**TASK TO COMPLETE:**
From the first line to the last, print the records exactly.

Collected data entries
********

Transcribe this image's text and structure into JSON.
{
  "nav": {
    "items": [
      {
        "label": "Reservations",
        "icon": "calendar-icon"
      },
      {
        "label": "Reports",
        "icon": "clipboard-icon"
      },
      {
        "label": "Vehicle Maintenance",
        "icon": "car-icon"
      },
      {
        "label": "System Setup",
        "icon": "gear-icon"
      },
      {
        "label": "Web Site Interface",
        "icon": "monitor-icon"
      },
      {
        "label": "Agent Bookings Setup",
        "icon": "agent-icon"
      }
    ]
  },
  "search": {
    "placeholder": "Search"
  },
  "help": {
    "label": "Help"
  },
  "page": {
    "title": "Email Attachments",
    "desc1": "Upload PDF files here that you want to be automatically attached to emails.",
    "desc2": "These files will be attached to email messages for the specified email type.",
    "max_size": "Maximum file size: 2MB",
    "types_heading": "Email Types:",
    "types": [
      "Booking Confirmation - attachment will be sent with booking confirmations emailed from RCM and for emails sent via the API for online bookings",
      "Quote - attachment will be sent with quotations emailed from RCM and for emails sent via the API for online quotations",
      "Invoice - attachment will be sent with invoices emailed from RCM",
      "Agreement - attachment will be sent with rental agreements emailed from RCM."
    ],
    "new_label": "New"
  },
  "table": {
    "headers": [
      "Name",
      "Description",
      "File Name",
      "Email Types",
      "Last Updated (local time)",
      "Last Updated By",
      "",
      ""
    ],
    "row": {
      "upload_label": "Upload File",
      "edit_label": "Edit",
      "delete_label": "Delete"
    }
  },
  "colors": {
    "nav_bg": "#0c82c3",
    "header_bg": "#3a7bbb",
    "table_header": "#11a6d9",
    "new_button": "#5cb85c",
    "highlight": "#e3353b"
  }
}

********

**WRITTEN RESPONSE:**
Transcribe this image's text and structure into JSON.
{
  "nav": {
    "items": [
      {
        "label": "Reservations",
        "icon": "calendar-icon"
      },
      {
        "label": "Reports",
        "icon": "clipboard-icon"
      },
      {
        "label": "Vehicle Maintenance",
        "icon": "car-icon"
      },
      {
        "label": "System Setup",
        "icon": "gear-icon"
      },
      {
        "label": "Web Site Interface",
        "icon": "monitor-icon"
      },
      {
        "label": "Agent Bookings Setup",
        "icon": "agent-icon"
      }
    ]
  },
  "search": {
    "placeholder": "Search"
  },
  "help": {
    "label": "Help"
  },
  "page": {
    "title": "Email Attachments",
    "desc1": "Upload PDF files here that you want to be automatically attached to emails.",
    "desc2": "These files will be attached to email messages for the specified email type.",
    "max_size": "Maximum file size: 2MB",
    "types_heading": "Email Types:",
    "types": [
      "Booking Confirmation - attachment will be sent with booking confirmations emailed from RCM and for emails sent via the API for online bookings",
      "Quote - attachment will be sent with quotations emailed from RCM and for emails sent via the API for online quotations",
      "Invoice - attachment will be sent with invoices emailed from RCM",
      "Agreement - attachment will be sent with rental agreements emailed from RCM."
    ],
    "new_label": "New"
  },
  "table": {
    "headers": [
      "Name",
      "Description",
      "File Name",
      "Email Types",
      "Last Updated (local time)",
      "Last Updated By",
      "",
      ""
    ],
    "row": {
      "upload_label": "Upload File",
      "edit_label": "Edit",
      "delete_label": "Delete"
    }
  },
  "colors": {
    "nav_bg": "#0c82c3",
    "header_bg": "#3a7bbb",
    "table_header": "#11a6d9",
    "new_button": "#5cb85c",
    "highlight": "#e3353b"
  }
}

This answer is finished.